Chagala is focused on the needs of international and domestic oil companies. After this unstable year, is your client portfolio the same? What strategy are you following to retain them?

Chagala has always focused its efforts on serving the international oil and gas industry. In Kazakhstan, this means western Kazakhstan, which is why our assets are so concentrated in the Atyrau, Mangistau, and West Kazakhstan regions. Our facilities in Aktau, Bautino, and Atyrau are focused on offshore projects such as Kashagan and onshore projects such as Tengizchevroil. Our properties in Uralsk and Aksai are heavily weighted toward the Karachaganak project. So this accentuates the fact that oil and gas is a target for us. This is the key industry in these locations and the group delivers quality accommodation solutions on a value-for-money and fit-for-purpose basis to its clients. We are opportunistic investors inside and outside Kazakhstan, and we are currently actively looking in places like Egypt and Turkey.

What are your goals for the year ahead?

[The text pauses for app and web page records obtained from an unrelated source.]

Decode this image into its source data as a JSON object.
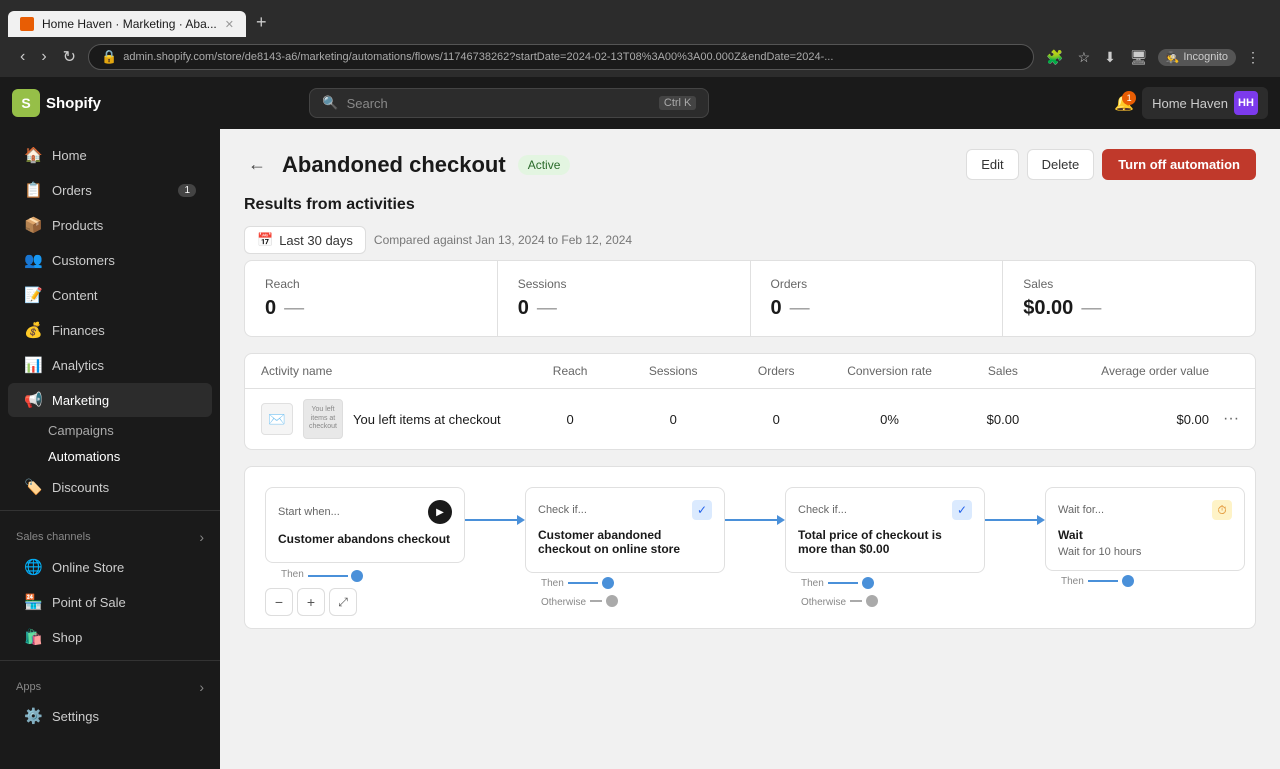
{
  "browser": {
    "tab_title": "Home Haven · Marketing · Aba...",
    "url": "admin.shopify.com/store/de8143-a6/marketing/automations/flows/11746738262?startDate=2024-02-13T08%3A00%3A00.000Z&endDate=2024-...",
    "incognito_label": "Incognito",
    "new_tab_label": "+"
  },
  "header": {
    "logo_text": "Shopify",
    "search_placeholder": "Search",
    "search_shortcut": "Ctrl K",
    "store_name": "Home Haven",
    "store_initials": "HH",
    "notification_count": "1"
  },
  "sidebar": {
    "items": [
      {
        "id": "home",
        "label": "Home",
        "icon": "🏠"
      },
      {
        "id": "orders",
        "label": "Orders",
        "icon": "📋",
        "badge": "1"
      },
      {
        "id": "products",
        "label": "Products",
        "icon": "📦"
      },
      {
        "id": "customers",
        "label": "Customers",
        "icon": "👥"
      },
      {
        "id": "content",
        "label": "Content",
        "icon": "📝"
      },
      {
        "id": "finances",
        "label": "Finances",
        "icon": "💰"
      },
      {
        "id": "analytics",
        "label": "Analytics",
        "icon": "📊"
      },
      {
        "id": "marketing",
        "label": "Marketing",
        "icon": "📢",
        "active": true
      },
      {
        "id": "discounts",
        "label": "Discounts",
        "icon": "🏷️"
      }
    ],
    "marketing_sub": [
      {
        "id": "campaigns",
        "label": "Campaigns"
      },
      {
        "id": "automations",
        "label": "Automations",
        "active": true
      }
    ],
    "sales_channels_label": "Sales channels",
    "sales_channels": [
      {
        "id": "online-store",
        "label": "Online Store",
        "icon": "🌐"
      },
      {
        "id": "pos",
        "label": "Point of Sale",
        "icon": "🏪"
      },
      {
        "id": "shop",
        "label": "Shop",
        "icon": "🛍️"
      }
    ],
    "apps_label": "Apps",
    "settings_label": "Settings"
  },
  "page": {
    "back_label": "←",
    "title": "Abandoned checkout",
    "status": "Active",
    "edit_label": "Edit",
    "delete_label": "Delete",
    "turn_off_label": "Turn off automation",
    "results_title": "Results from activities",
    "date_range": "Last 30 days",
    "date_icon": "📅",
    "compared_text": "Compared against Jan 13, 2024 to Feb 12, 2024"
  },
  "metrics": [
    {
      "label": "Reach",
      "value": "0",
      "dash": "—"
    },
    {
      "label": "Sessions",
      "value": "0",
      "dash": "—"
    },
    {
      "label": "Orders",
      "value": "0",
      "dash": "—"
    },
    {
      "label": "Sales",
      "value": "$0.00",
      "dash": "—"
    }
  ],
  "table": {
    "headers": [
      "Activity name",
      "Reach",
      "Sessions",
      "Orders",
      "Conversion rate",
      "Sales",
      "Average order value",
      ""
    ],
    "rows": [
      {
        "name": "You left items at checkout",
        "reach": "0",
        "sessions": "0",
        "orders": "0",
        "conversion": "0%",
        "sales": "$0.00",
        "avg_order": "$0.00"
      }
    ]
  },
  "flow": {
    "nodes": [
      {
        "type": "trigger",
        "header": "Start when...",
        "title": "Customer abandons checkout",
        "then_label": "Then"
      },
      {
        "type": "condition",
        "header": "Check if...",
        "title": "Customer abandoned checkout on online store",
        "then_label": "Then",
        "otherwise_label": "Otherwise"
      },
      {
        "type": "condition",
        "header": "Check if...",
        "title": "Total price of checkout is more than $0.00",
        "then_label": "Then",
        "otherwise_label": "Otherwise"
      },
      {
        "type": "wait",
        "header": "Wait for...",
        "title": "Wait",
        "desc": "Wait for 10 hours",
        "then_label": "Then"
      }
    ]
  },
  "zoom": {
    "zoom_out": "−",
    "zoom_in": "+",
    "expand": "⤢"
  }
}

I believe people underestimate the difficulty of staying in business in an environment that faces increasing costs and stagnant or diminishing sales. Competition is tough in all our operating markets, so surviving with dignity is no small feat. If we can do that, our next challenge will be to expand outside of Kazakhstan. We have dedicated resources into looking at this since the beginning of 2016 and we have already made some inroads with clients for whom we will be operating hotels or residences. We aim to focus more on serviced apartments rather than on hotels, but we value all opportunities under the same light. 2016 is also the year when the bonds issued on the KASE by one of our subsidiaries in Kazakhstan come due and we are in the process of refinancing them. Due to currency exchange movements, refinancing has become easier for us as it now represents a smaller part of our balance sheet liabilities. Nevertheless, like with any refinancing, we take this process seriously as the Group remains committed to repaying its debts. Lastly, the successful completion of our latest development in the West Kazakhstan region in 2016 will mark the start of a new operating model in that region for us—an important development as the process has taken 20 years.